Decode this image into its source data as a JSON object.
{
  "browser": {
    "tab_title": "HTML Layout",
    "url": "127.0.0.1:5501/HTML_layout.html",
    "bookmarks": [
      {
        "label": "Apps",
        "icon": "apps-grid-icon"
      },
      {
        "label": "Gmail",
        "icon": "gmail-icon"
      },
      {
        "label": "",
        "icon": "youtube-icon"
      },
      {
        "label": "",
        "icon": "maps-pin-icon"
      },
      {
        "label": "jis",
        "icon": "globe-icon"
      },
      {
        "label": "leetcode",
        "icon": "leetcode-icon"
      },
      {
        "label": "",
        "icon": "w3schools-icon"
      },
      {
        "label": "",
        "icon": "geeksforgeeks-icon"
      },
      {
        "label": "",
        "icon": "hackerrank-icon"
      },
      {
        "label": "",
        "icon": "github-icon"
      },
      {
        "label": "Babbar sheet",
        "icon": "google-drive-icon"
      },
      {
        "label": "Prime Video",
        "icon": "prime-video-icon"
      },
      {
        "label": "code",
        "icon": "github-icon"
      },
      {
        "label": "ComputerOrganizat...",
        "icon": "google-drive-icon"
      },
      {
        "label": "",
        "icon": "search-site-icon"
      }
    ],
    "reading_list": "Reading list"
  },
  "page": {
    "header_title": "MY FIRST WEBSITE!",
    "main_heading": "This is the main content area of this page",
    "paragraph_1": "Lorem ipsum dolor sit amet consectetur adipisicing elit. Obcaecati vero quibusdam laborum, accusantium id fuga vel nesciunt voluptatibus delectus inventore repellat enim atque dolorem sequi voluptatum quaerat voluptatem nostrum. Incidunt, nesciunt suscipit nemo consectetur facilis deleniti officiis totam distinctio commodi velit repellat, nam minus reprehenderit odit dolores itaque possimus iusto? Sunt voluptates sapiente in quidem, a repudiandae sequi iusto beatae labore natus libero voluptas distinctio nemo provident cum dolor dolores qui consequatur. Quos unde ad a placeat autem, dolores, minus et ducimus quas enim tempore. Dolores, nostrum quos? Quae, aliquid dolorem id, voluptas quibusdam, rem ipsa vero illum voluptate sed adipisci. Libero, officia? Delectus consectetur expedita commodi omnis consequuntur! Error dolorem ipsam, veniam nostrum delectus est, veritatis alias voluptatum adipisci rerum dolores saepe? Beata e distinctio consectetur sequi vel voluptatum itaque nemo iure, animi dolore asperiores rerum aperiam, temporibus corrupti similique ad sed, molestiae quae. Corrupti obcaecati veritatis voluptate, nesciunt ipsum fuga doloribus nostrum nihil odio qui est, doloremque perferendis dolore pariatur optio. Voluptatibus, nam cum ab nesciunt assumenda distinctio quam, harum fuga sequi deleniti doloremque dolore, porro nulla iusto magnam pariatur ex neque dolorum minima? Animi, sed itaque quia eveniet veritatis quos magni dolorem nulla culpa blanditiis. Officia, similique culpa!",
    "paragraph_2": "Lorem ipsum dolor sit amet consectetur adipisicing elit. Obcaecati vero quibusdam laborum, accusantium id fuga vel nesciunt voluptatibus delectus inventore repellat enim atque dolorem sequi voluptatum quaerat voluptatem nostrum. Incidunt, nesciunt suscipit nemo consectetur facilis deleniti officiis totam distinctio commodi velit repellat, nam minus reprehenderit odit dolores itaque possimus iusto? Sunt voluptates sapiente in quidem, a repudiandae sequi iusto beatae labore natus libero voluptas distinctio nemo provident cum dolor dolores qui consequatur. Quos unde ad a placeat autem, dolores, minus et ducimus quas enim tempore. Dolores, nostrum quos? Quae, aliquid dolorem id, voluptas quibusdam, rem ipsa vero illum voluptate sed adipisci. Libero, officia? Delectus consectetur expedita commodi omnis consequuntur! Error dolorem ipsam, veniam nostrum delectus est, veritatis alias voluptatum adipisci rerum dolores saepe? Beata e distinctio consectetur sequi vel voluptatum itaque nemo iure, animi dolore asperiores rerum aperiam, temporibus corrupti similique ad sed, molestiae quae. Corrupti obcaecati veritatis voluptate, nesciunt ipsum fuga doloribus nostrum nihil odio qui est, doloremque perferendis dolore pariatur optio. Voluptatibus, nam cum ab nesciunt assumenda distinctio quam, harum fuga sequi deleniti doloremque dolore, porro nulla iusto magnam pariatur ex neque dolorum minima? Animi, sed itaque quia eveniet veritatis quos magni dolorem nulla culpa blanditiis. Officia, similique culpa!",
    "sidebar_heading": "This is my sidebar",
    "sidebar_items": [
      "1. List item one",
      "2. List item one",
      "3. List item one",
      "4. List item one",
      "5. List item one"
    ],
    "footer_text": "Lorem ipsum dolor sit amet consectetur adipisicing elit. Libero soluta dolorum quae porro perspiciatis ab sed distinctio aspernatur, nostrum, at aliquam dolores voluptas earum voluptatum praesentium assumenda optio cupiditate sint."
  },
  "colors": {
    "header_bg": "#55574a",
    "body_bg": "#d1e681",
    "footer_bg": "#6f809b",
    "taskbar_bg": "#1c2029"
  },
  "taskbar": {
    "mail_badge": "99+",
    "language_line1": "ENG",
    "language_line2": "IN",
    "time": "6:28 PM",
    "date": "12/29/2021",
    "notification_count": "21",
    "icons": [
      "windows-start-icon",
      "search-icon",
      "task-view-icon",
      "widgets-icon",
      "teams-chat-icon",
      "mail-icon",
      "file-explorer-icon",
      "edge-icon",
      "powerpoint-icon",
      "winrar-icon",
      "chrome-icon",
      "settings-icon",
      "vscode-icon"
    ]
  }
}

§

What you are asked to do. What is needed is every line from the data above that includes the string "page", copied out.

Solution to the problem.
  "page": {
    "main_heading": "This is the main content area of this page",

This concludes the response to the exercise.